== To do ==
From the entries below, report how many lines contain the string "enabled". Give only that number.

== Provided material ==
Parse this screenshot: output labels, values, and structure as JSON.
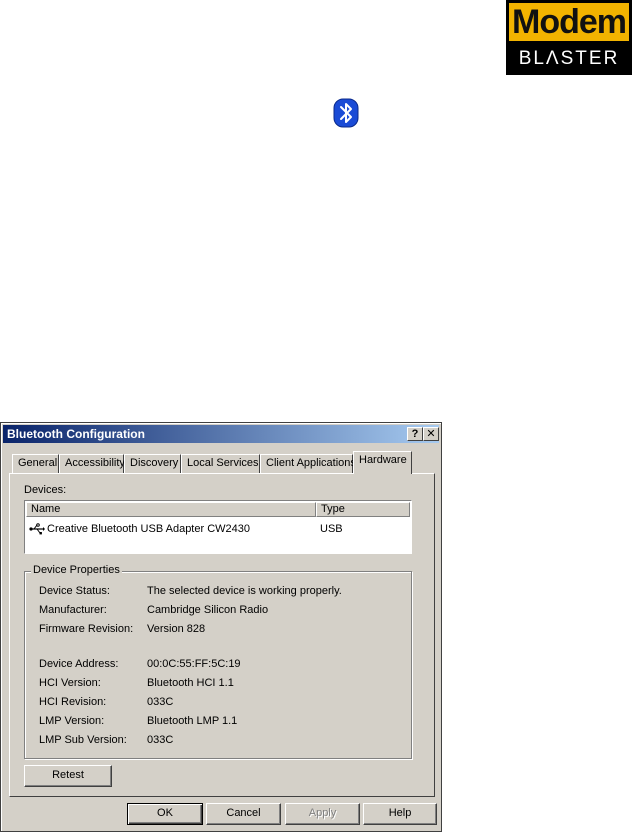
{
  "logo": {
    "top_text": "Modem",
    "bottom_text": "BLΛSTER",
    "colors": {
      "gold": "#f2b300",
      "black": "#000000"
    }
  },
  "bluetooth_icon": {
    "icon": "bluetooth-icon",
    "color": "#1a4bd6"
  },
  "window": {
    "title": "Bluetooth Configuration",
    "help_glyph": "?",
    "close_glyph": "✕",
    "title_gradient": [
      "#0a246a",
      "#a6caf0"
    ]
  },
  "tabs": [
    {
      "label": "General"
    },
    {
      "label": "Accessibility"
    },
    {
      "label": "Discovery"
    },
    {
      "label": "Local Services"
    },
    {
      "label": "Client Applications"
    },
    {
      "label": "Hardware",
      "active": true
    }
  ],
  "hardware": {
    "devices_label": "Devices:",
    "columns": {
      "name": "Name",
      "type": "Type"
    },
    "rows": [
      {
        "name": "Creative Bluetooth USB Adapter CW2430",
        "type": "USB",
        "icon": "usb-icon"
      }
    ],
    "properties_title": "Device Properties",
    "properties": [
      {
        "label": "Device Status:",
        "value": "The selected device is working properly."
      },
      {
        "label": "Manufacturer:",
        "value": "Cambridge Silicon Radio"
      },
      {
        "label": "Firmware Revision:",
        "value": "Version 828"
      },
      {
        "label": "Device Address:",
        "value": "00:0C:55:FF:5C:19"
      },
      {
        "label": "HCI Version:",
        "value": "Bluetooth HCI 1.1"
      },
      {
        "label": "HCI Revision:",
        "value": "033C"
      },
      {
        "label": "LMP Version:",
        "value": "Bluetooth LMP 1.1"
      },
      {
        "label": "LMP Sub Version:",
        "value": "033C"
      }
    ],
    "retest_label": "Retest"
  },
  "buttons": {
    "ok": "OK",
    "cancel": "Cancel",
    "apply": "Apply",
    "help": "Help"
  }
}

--

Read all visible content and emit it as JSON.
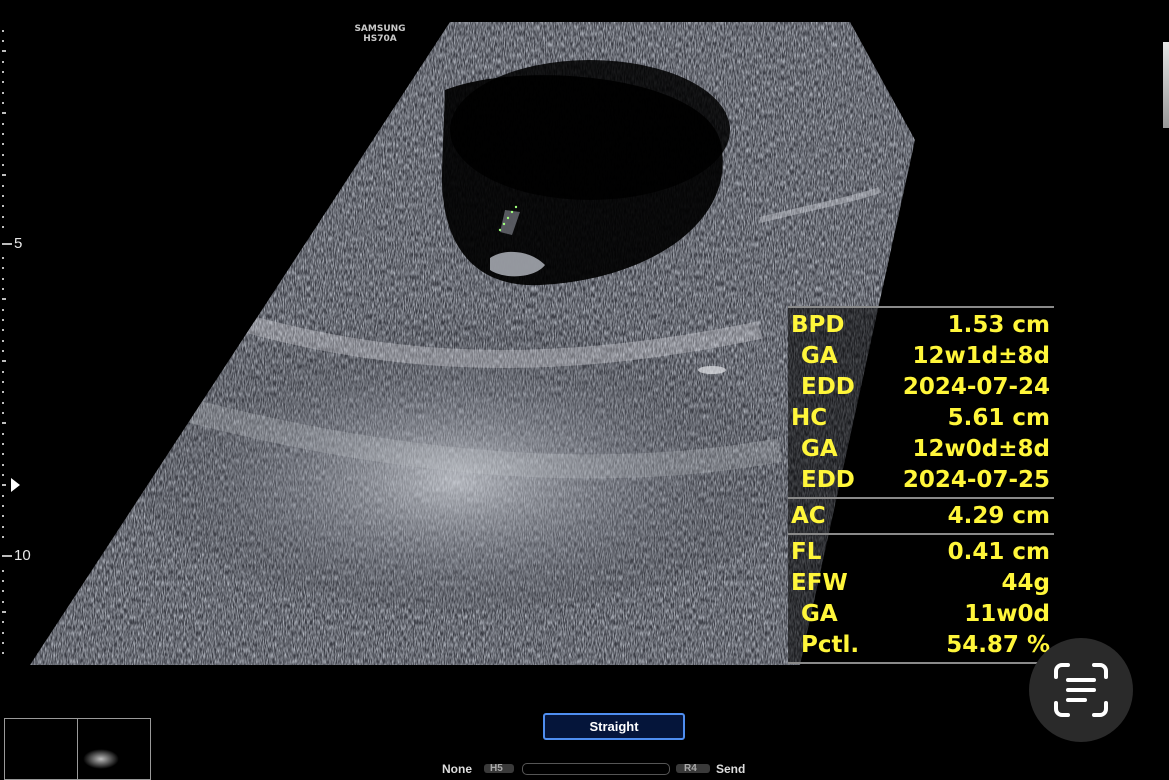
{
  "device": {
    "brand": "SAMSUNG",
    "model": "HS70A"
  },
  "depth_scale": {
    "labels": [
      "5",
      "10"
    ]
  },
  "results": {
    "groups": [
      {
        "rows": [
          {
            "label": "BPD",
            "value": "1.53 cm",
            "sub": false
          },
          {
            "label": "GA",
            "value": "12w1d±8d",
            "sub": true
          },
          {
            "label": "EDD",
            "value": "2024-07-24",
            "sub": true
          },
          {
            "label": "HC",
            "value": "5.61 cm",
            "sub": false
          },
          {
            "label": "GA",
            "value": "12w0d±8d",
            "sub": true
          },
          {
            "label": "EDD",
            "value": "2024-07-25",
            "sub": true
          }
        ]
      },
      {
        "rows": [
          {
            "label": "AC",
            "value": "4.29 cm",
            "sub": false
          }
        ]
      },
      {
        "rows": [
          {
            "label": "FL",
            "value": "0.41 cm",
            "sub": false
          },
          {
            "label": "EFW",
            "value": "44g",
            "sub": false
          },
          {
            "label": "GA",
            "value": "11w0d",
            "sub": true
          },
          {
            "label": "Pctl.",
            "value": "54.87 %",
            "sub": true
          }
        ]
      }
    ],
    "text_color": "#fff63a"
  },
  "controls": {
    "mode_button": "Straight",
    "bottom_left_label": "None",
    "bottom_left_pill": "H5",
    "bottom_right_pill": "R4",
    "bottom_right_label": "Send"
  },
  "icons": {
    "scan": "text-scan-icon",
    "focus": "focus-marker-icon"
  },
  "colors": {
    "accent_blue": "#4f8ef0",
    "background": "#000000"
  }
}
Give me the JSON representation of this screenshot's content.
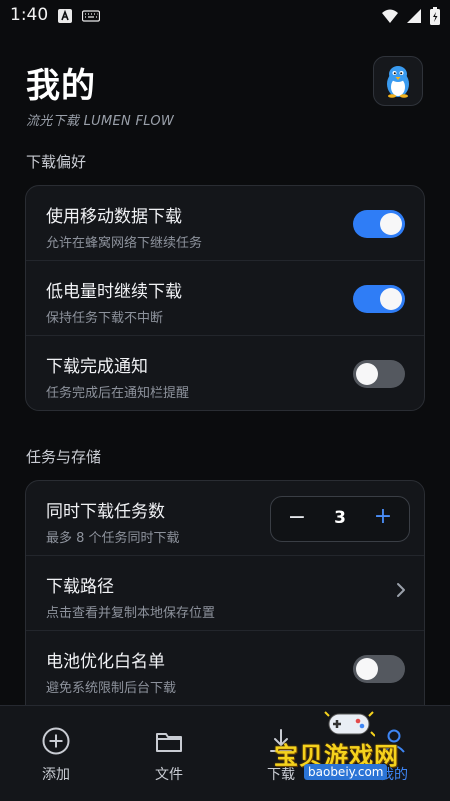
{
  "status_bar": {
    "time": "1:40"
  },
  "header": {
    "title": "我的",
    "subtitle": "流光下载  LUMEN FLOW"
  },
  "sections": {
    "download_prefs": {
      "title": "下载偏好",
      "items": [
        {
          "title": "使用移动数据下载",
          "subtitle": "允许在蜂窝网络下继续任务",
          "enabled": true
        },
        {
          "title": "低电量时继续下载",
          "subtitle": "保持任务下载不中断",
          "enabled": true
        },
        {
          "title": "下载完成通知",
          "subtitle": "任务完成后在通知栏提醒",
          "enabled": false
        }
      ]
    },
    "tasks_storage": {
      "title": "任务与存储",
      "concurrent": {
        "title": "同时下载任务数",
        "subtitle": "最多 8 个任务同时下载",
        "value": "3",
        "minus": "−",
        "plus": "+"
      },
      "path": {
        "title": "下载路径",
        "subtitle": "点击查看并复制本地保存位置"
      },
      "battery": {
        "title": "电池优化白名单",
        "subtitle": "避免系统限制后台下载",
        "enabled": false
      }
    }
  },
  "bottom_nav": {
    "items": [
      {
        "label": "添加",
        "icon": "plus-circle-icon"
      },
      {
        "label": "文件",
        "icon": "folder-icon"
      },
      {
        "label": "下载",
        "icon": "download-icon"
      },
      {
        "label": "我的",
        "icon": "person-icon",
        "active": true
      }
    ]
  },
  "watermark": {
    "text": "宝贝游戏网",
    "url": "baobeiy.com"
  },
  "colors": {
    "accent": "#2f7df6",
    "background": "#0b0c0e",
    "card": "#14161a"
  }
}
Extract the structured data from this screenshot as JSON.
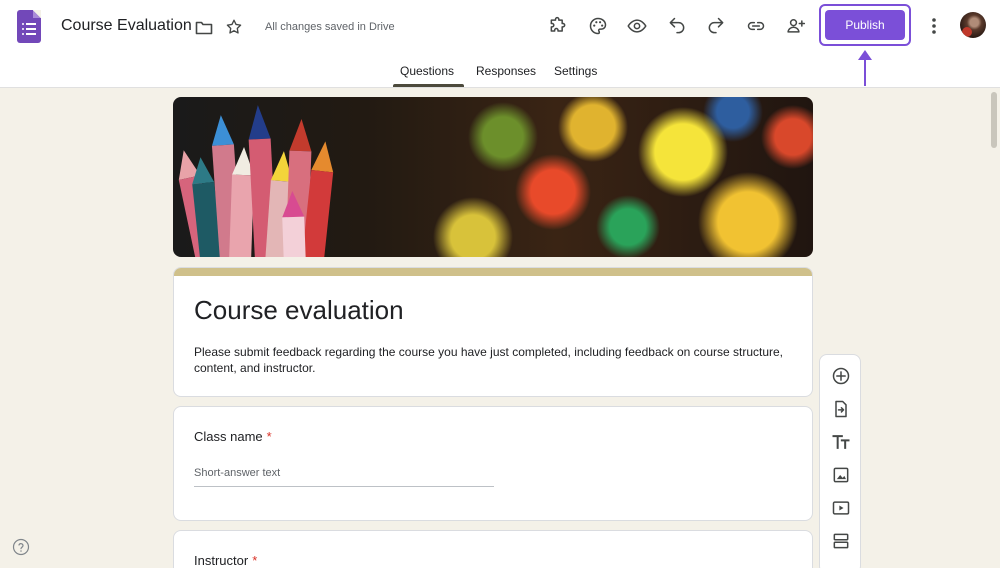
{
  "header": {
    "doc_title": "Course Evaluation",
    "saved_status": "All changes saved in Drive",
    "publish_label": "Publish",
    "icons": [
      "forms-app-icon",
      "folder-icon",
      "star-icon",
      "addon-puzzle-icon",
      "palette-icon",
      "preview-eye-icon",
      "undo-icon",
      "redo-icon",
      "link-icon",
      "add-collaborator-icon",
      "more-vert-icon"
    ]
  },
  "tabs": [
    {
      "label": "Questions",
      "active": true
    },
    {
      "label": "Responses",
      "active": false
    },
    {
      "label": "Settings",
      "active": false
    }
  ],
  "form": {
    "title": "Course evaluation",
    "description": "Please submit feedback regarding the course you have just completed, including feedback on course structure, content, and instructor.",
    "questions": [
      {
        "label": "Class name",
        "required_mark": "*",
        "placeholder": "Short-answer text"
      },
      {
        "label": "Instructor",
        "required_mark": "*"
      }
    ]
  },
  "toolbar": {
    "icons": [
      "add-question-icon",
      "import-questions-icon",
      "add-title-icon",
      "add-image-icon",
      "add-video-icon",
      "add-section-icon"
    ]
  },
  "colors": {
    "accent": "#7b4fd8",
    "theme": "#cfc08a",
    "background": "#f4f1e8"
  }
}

== Written reply ==
4